If you achieve the first priority then you can also look to target the second priority which is to maximise the capital growth (what so many fund managers chase) of the portfolio.  This will ideally be an outperformance when compared to the UK market.  Although I think that if one can achieve the first priority there is every chance you will get the necessary amount of the second to meet your Income Stream objectives.

Thursday, 30 August 2012

Gold Priced in British Pounds (GBP) – August 2012 Update

This is the regular gold priced in Pound Sterling update for August 2012.  The last update was in May 2012 and can be found here.

The chart below shows the Nominal Monthly Gold Price since 1979. 

Click to enlarge

Monday, 27 August 2012

Protecting Your Portfolio from Inflation – Index Linked Gilts (Linkers)

As a person who is not in debt and is saving hard for Retirement I am very conscious of the need to protect the purchasing power of my Retirement Investing Today Portfolio from the ravages of inflation.  Once I’ve done this I then need to work out how to get a real (after inflation) return.

If I am a debtor then inflation can help me as the real value of my debt becomes less as every day passes, however the opposite is true if you own assets.  Additionally, in a relatively low inflation environment, like we find ourselves today, it can be easy to ignore it.  In my opinion we just can’t afford to.  Even a small amount of annual inflation will wreak havoc on a non inflation protected portfolio over a relatively short period of time.

Thursday, 23 August 2012

NS&I Index Linked Savings Certificates - Changes Announced

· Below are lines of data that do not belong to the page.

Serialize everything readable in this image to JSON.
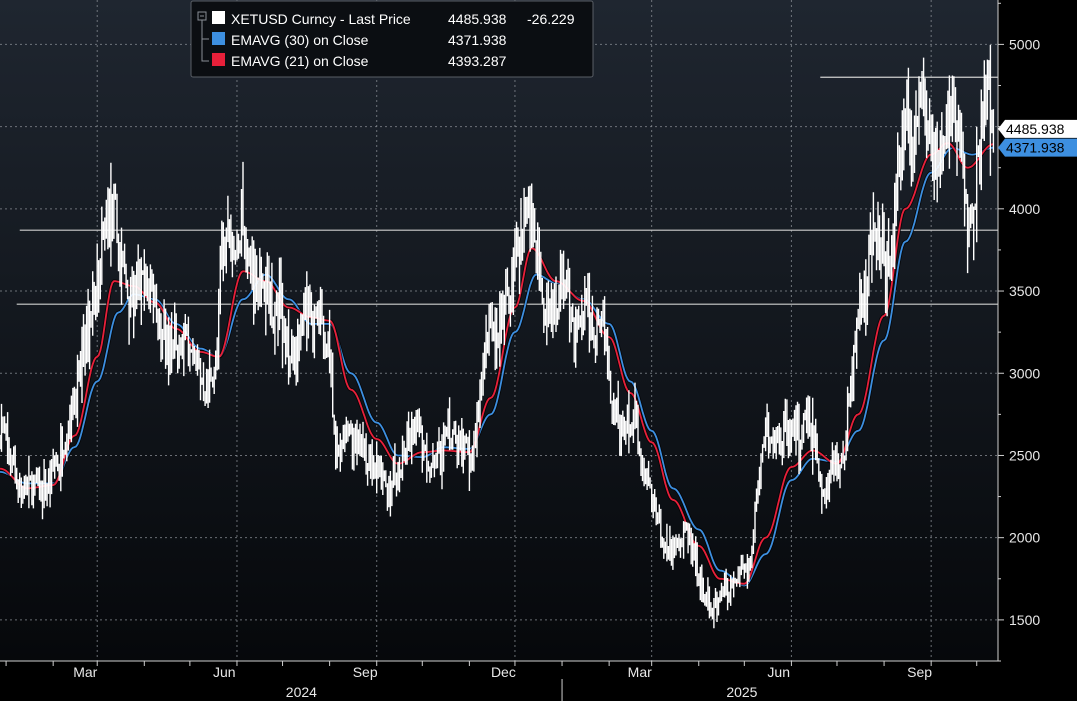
{
  "chart_data": {
    "type": "line",
    "title": "",
    "xlabel": "",
    "ylabel": "",
    "ylim": [
      1250,
      5270
    ],
    "yticks": [
      1500,
      2000,
      2500,
      3000,
      3500,
      4000,
      5000
    ],
    "grid": true,
    "legend_position": "top-left",
    "colors": {
      "background": "#000000",
      "plot_bg_top": "#1f2630",
      "plot_bg_bottom": "#06080b",
      "price": "#ffffff",
      "ema30": "#3d8fe0",
      "ema21": "#e8203a",
      "grid": "#8a8f96",
      "hline": "#cfcfcf"
    },
    "x_ticks": [
      {
        "label": "Mar",
        "date": "2024-03-01"
      },
      {
        "label": "Jun",
        "date": "2024-06-01"
      },
      {
        "label": "Sep",
        "date": "2024-09-01"
      },
      {
        "label": "Dec",
        "date": "2024-12-01"
      },
      {
        "label": "Mar",
        "date": "2025-03-01"
      },
      {
        "label": "Jun",
        "date": "2025-06-01"
      },
      {
        "label": "Sep",
        "date": "2025-09-01"
      }
    ],
    "year_labels": [
      {
        "label": "2024",
        "date": "2024-07-15"
      },
      {
        "label": "2025",
        "date": "2025-05-01"
      }
    ],
    "year_separator_date": "2025-01-01",
    "x_range": [
      "2023-12-28",
      "2025-10-15"
    ],
    "legend": [
      {
        "name": "XETUSD Curncy - Last Price",
        "value": "4485.938",
        "change": "-26.229",
        "color": "#ffffff"
      },
      {
        "name": "EMAVG (30)  on Close",
        "value": "4371.938",
        "color": "#3d8fe0"
      },
      {
        "name": "EMAVG (21)  on Close",
        "value": "4393.287",
        "color": "#e8203a"
      }
    ],
    "value_tags": [
      {
        "label": "4485.938",
        "value": 4485.938,
        "bg": "#ffffff",
        "fg": "#000000"
      },
      {
        "label": "4371.938",
        "value": 4371.938,
        "bg": "#3d8fe0",
        "fg": "#000000"
      }
    ],
    "hlines": [
      {
        "value": 4800,
        "from": "2025-06-20",
        "to": "2025-10-15"
      },
      {
        "value": 3870,
        "from": "2024-01-10",
        "to": "2025-10-15"
      },
      {
        "value": 3420,
        "from": "2024-01-08",
        "to": "2025-10-15"
      }
    ],
    "series": [
      {
        "name": "XETUSD Curncy - Last Price",
        "kind": "price",
        "points": [
          [
            "2023-12-28",
            2700
          ],
          [
            "2024-01-05",
            2450
          ],
          [
            "2024-01-12",
            2280
          ],
          [
            "2024-01-20",
            2320
          ],
          [
            "2024-01-27",
            2300
          ],
          [
            "2024-02-03",
            2450
          ],
          [
            "2024-02-10",
            2650
          ],
          [
            "2024-02-17",
            2950
          ],
          [
            "2024-02-24",
            3300
          ],
          [
            "2024-03-02",
            3600
          ],
          [
            "2024-03-06",
            3900
          ],
          [
            "2024-03-12",
            4000
          ],
          [
            "2024-03-16",
            3700
          ],
          [
            "2024-03-23",
            3450
          ],
          [
            "2024-03-30",
            3520
          ],
          [
            "2024-04-06",
            3500
          ],
          [
            "2024-04-13",
            3250
          ],
          [
            "2024-04-20",
            3100
          ],
          [
            "2024-04-27",
            3180
          ],
          [
            "2024-05-04",
            3050
          ],
          [
            "2024-05-11",
            2950
          ],
          [
            "2024-05-18",
            3050
          ],
          [
            "2024-05-22",
            3700
          ],
          [
            "2024-05-27",
            3850
          ],
          [
            "2024-06-05",
            3800
          ],
          [
            "2024-06-12",
            3600
          ],
          [
            "2024-06-19",
            3550
          ],
          [
            "2024-06-26",
            3400
          ],
          [
            "2024-07-03",
            3200
          ],
          [
            "2024-07-10",
            3100
          ],
          [
            "2024-07-17",
            3450
          ],
          [
            "2024-07-24",
            3300
          ],
          [
            "2024-07-31",
            3200
          ],
          [
            "2024-08-05",
            2500
          ],
          [
            "2024-08-12",
            2700
          ],
          [
            "2024-08-19",
            2600
          ],
          [
            "2024-08-26",
            2500
          ],
          [
            "2024-09-02",
            2400
          ],
          [
            "2024-09-07",
            2300
          ],
          [
            "2024-09-14",
            2400
          ],
          [
            "2024-09-21",
            2550
          ],
          [
            "2024-09-28",
            2650
          ],
          [
            "2024-10-05",
            2450
          ],
          [
            "2024-10-12",
            2500
          ],
          [
            "2024-10-19",
            2650
          ],
          [
            "2024-10-26",
            2550
          ],
          [
            "2024-11-02",
            2480
          ],
          [
            "2024-11-09",
            2900
          ],
          [
            "2024-11-12",
            3300
          ],
          [
            "2024-11-19",
            3200
          ],
          [
            "2024-11-26",
            3500
          ],
          [
            "2024-12-03",
            3700
          ],
          [
            "2024-12-08",
            3950
          ],
          [
            "2024-12-14",
            3850
          ],
          [
            "2024-12-20",
            3400
          ],
          [
            "2024-12-27",
            3350
          ],
          [
            "2025-01-03",
            3600
          ],
          [
            "2025-01-10",
            3250
          ],
          [
            "2025-01-17",
            3350
          ],
          [
            "2025-01-24",
            3300
          ],
          [
            "2025-01-31",
            3200
          ],
          [
            "2025-02-03",
            2800
          ],
          [
            "2025-02-10",
            2650
          ],
          [
            "2025-02-17",
            2700
          ],
          [
            "2025-02-24",
            2400
          ],
          [
            "2025-03-03",
            2200
          ],
          [
            "2025-03-10",
            1950
          ],
          [
            "2025-03-17",
            1950
          ],
          [
            "2025-03-24",
            2050
          ],
          [
            "2025-03-31",
            1820
          ],
          [
            "2025-04-07",
            1550
          ],
          [
            "2025-04-14",
            1600
          ],
          [
            "2025-04-21",
            1700
          ],
          [
            "2025-04-28",
            1800
          ],
          [
            "2025-05-05",
            1820
          ],
          [
            "2025-05-09",
            2300
          ],
          [
            "2025-05-14",
            2600
          ],
          [
            "2025-05-21",
            2550
          ],
          [
            "2025-05-28",
            2650
          ],
          [
            "2025-06-04",
            2600
          ],
          [
            "2025-06-11",
            2750
          ],
          [
            "2025-06-18",
            2450
          ],
          [
            "2025-06-22",
            2250
          ],
          [
            "2025-06-29",
            2450
          ],
          [
            "2025-07-06",
            2550
          ],
          [
            "2025-07-10",
            2950
          ],
          [
            "2025-07-16",
            3400
          ],
          [
            "2025-07-22",
            3700
          ],
          [
            "2025-07-29",
            3800
          ],
          [
            "2025-08-05",
            3650
          ],
          [
            "2025-08-11",
            4300
          ],
          [
            "2025-08-16",
            4700
          ],
          [
            "2025-08-19",
            4300
          ],
          [
            "2025-08-25",
            4800
          ],
          [
            "2025-08-30",
            4400
          ],
          [
            "2025-09-06",
            4350
          ],
          [
            "2025-09-13",
            4650
          ],
          [
            "2025-09-20",
            4500
          ],
          [
            "2025-09-25",
            3900
          ],
          [
            "2025-09-30",
            4150
          ],
          [
            "2025-10-04",
            4500
          ],
          [
            "2025-10-08",
            4700
          ],
          [
            "2025-10-12",
            4485.938
          ]
        ]
      },
      {
        "name": "EMAVG (30)  on Close",
        "kind": "ema30",
        "points": [
          [
            "2023-12-28",
            2400
          ],
          [
            "2024-01-15",
            2330
          ],
          [
            "2024-02-01",
            2330
          ],
          [
            "2024-02-15",
            2550
          ],
          [
            "2024-03-01",
            2950
          ],
          [
            "2024-03-15",
            3370
          ],
          [
            "2024-03-25",
            3480
          ],
          [
            "2024-04-08",
            3450
          ],
          [
            "2024-04-22",
            3300
          ],
          [
            "2024-05-08",
            3150
          ],
          [
            "2024-05-20",
            3100
          ],
          [
            "2024-06-05",
            3450
          ],
          [
            "2024-06-20",
            3600
          ],
          [
            "2024-07-05",
            3450
          ],
          [
            "2024-07-20",
            3300
          ],
          [
            "2024-08-01",
            3300
          ],
          [
            "2024-08-15",
            3000
          ],
          [
            "2024-09-01",
            2700
          ],
          [
            "2024-09-15",
            2500
          ],
          [
            "2024-10-01",
            2490
          ],
          [
            "2024-10-15",
            2550
          ],
          [
            "2024-11-01",
            2540
          ],
          [
            "2024-11-15",
            2750
          ],
          [
            "2024-12-01",
            3250
          ],
          [
            "2024-12-15",
            3600
          ],
          [
            "2024-12-28",
            3550
          ],
          [
            "2025-01-15",
            3450
          ],
          [
            "2025-02-01",
            3300
          ],
          [
            "2025-02-15",
            2950
          ],
          [
            "2025-03-01",
            2650
          ],
          [
            "2025-03-15",
            2300
          ],
          [
            "2025-04-01",
            2050
          ],
          [
            "2025-04-15",
            1800
          ],
          [
            "2025-05-01",
            1710
          ],
          [
            "2025-05-15",
            1900
          ],
          [
            "2025-06-01",
            2350
          ],
          [
            "2025-06-15",
            2480
          ],
          [
            "2025-07-01",
            2460
          ],
          [
            "2025-07-15",
            2650
          ],
          [
            "2025-08-01",
            3200
          ],
          [
            "2025-08-15",
            3800
          ],
          [
            "2025-09-01",
            4220
          ],
          [
            "2025-09-15",
            4370
          ],
          [
            "2025-09-28",
            4330
          ],
          [
            "2025-10-12",
            4371.938
          ]
        ]
      },
      {
        "name": "EMAVG (21)  on Close",
        "kind": "ema21",
        "points": [
          [
            "2023-12-28",
            2420
          ],
          [
            "2024-01-15",
            2300
          ],
          [
            "2024-02-01",
            2320
          ],
          [
            "2024-02-15",
            2620
          ],
          [
            "2024-03-01",
            3100
          ],
          [
            "2024-03-12",
            3560
          ],
          [
            "2024-03-25",
            3530
          ],
          [
            "2024-04-08",
            3430
          ],
          [
            "2024-04-22",
            3270
          ],
          [
            "2024-05-08",
            3130
          ],
          [
            "2024-05-20",
            3100
          ],
          [
            "2024-06-05",
            3620
          ],
          [
            "2024-06-20",
            3560
          ],
          [
            "2024-07-05",
            3400
          ],
          [
            "2024-07-20",
            3340
          ],
          [
            "2024-08-01",
            3320
          ],
          [
            "2024-08-15",
            2900
          ],
          [
            "2024-09-01",
            2600
          ],
          [
            "2024-09-15",
            2450
          ],
          [
            "2024-10-01",
            2520
          ],
          [
            "2024-10-15",
            2530
          ],
          [
            "2024-11-01",
            2520
          ],
          [
            "2024-11-15",
            2850
          ],
          [
            "2024-12-01",
            3400
          ],
          [
            "2024-12-12",
            3760
          ],
          [
            "2024-12-28",
            3560
          ],
          [
            "2025-01-15",
            3440
          ],
          [
            "2025-02-01",
            3220
          ],
          [
            "2025-02-15",
            2880
          ],
          [
            "2025-03-01",
            2580
          ],
          [
            "2025-03-15",
            2230
          ],
          [
            "2025-04-01",
            1950
          ],
          [
            "2025-04-15",
            1750
          ],
          [
            "2025-05-01",
            1720
          ],
          [
            "2025-05-15",
            2000
          ],
          [
            "2025-06-01",
            2430
          ],
          [
            "2025-06-15",
            2530
          ],
          [
            "2025-07-01",
            2450
          ],
          [
            "2025-07-15",
            2750
          ],
          [
            "2025-08-01",
            3350
          ],
          [
            "2025-08-15",
            4000
          ],
          [
            "2025-09-01",
            4330
          ],
          [
            "2025-09-12",
            4400
          ],
          [
            "2025-09-25",
            4250
          ],
          [
            "2025-10-12",
            4393.287
          ]
        ]
      }
    ]
  }
}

National Savings & Investments have announced changes to the way their Index Linked Savings Certificates operate.  These changes take effect on the 20 September 2012.  The link to the NS&I Announcement is here.

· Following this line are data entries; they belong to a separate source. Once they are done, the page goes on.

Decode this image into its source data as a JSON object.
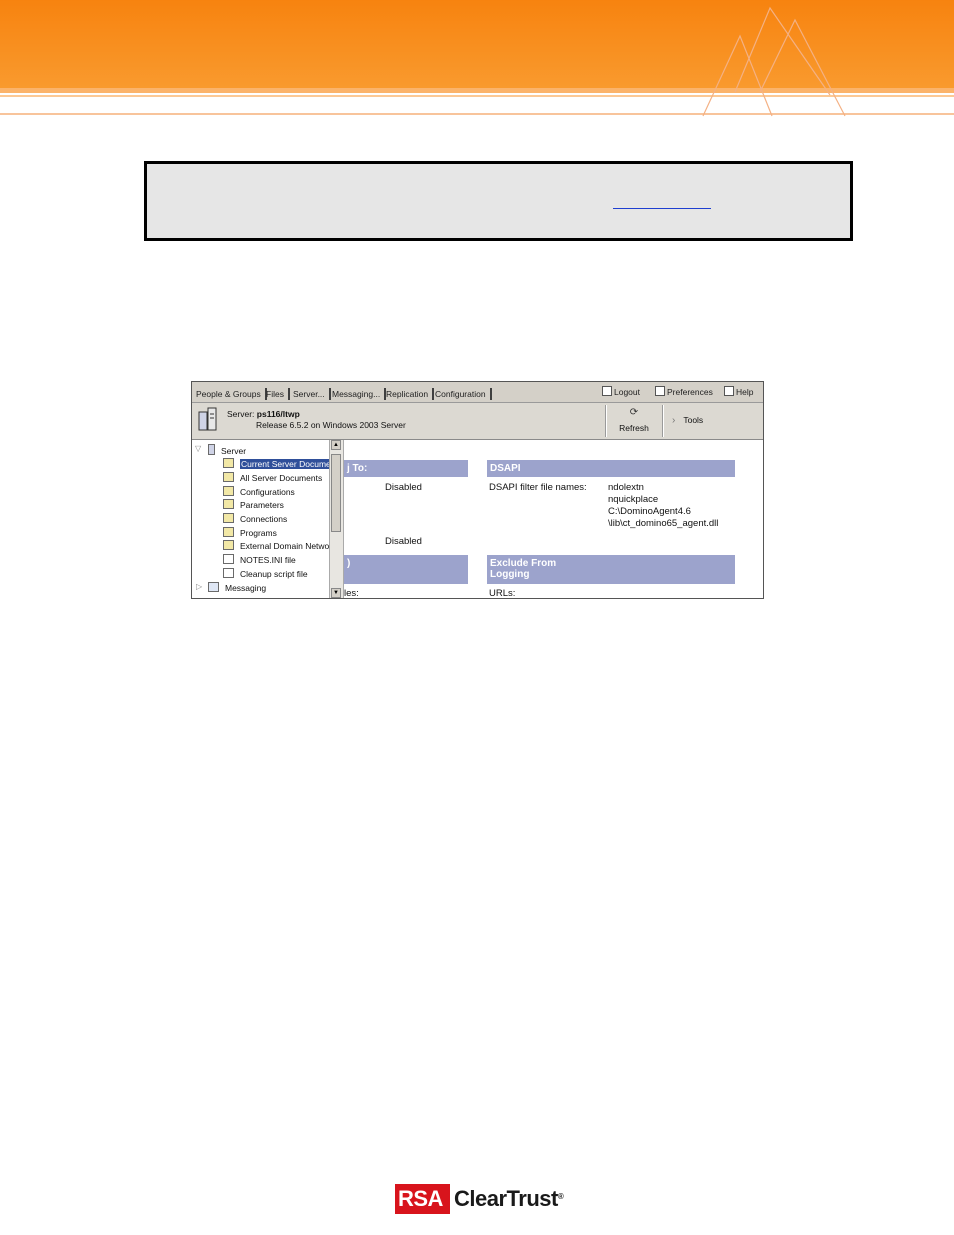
{
  "colors": {
    "banner_orange": "#f7830f",
    "section_header": "#9ca3cc",
    "selected_row": "#2f4f9a",
    "logo_red": "#d8141c"
  },
  "admin": {
    "tabs": [
      "People & Groups",
      "Files",
      "Server...",
      "Messaging...",
      "Replication",
      "Configuration"
    ],
    "top_actions": {
      "logout": "Logout",
      "preferences": "Preferences",
      "help": "Help"
    },
    "server_prefix": "Server:",
    "server_name": "ps116/ltwp",
    "release": "Release 6.5.2 on Windows 2003 Server",
    "refresh_label": "Refresh",
    "tools_label": "Tools",
    "tree": {
      "root": "Server",
      "items": [
        "Current Server Documen",
        "All Server Documents",
        "Configurations",
        "Parameters",
        "Connections",
        "Programs",
        "External Domain Network",
        "NOTES.INI file",
        "Cleanup script file"
      ],
      "next_root": "Messaging"
    },
    "pane": {
      "left_header": "j To:",
      "left_value_1": "Disabled",
      "left_value_2": "Disabled",
      "left_header_2": ")",
      "left_bottom_text": "les:",
      "dsapi_header": "DSAPI",
      "dsapi_label": "DSAPI filter file names:",
      "dsapi_values": [
        "ndolextn",
        "nquickplace",
        "C:\\DominoAgent4.6",
        "\\lib\\ct_domino65_agent.dll"
      ],
      "exclude_header_line1": "Exclude From",
      "exclude_header_line2": "Logging",
      "urls_label": "URLs:"
    }
  },
  "footer": {
    "logo_rsa": "RSA",
    "logo_product": "ClearTrust",
    "logo_reg": "®"
  }
}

The change that hurts me the most is likely to be:
"penalty and loss of index-linking for cashing in early  
The penalty is equivalent to 90 days’ interest on the amount cashed in. And you’ll lose the index-linking on your whole Certificate for the investment year in which you cash in."
This is likely to hurt as should house prices resort to a sensible valuation I would likely liquidate all of my NS&I Index Linked Savings Certificates to maximise my deposit and hence minimise my mortgage rate.  Although at the rate we're going I won't have to worry about that for a long time.

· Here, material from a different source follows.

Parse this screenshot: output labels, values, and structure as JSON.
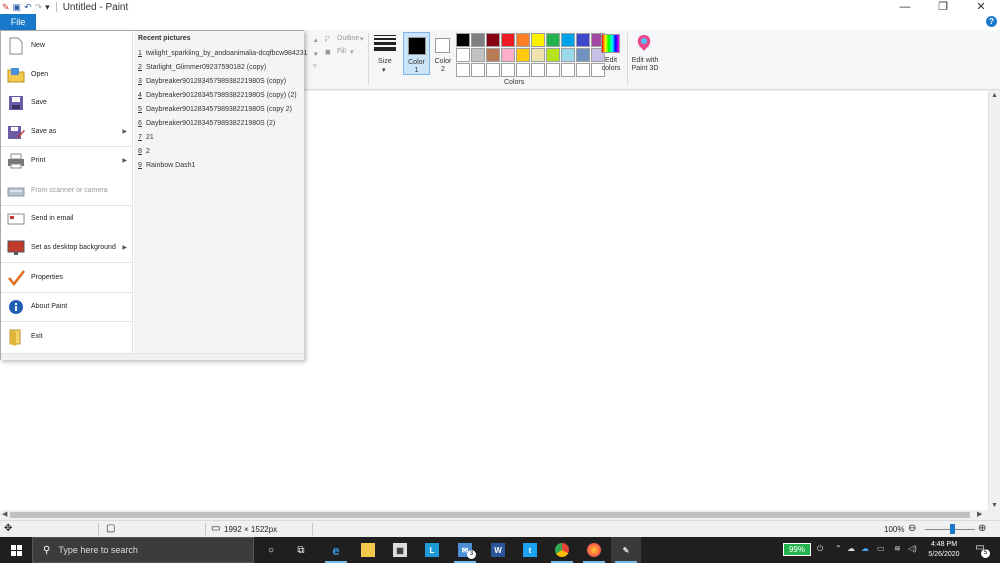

Sunday, 19 August 2012

Early Retirement Extreme vs Early Retirement vs Typical Retirement vs Late Retirement

There are a lot of Investment and Pension Calculators available online today.  They get you to plug in a number of pieces of data, make some assumptions and then tell you an answer.  This might be your total projected pension fund, your projected income or even the probability or reaching a financial goal.  I find these a useful tool and use them regularly except I find they have one failing.  They only ever give you a single answer based on the data you enter and don’t show you a helicopter view of how the various factors that Mr Market throws at you combined with the decisions made by the Average Investor interact.  I therefore decided to build a simple Retirement Investing Today model in Microsoft Excel and have found it informative.  I hope you do to and as always would welcome your feedback.

Before we look at the model let’s first look at why I decided to run this analysis in the first place.  In the circles that I move (both in the flesh and online) there seem to be broadly four types of Retirement at play.  Some people have planned for one type and achieved their goal but in many other instances people have planned for one and failed miserably.  How many times have your read or heard people say that I was on target to Retire by 50 (or some other random number) but then the market crashed and so now I’ll have to work a lot longer than planned.  Why do people get it so wrong?  I want to know so that I can avoid the same mistakes.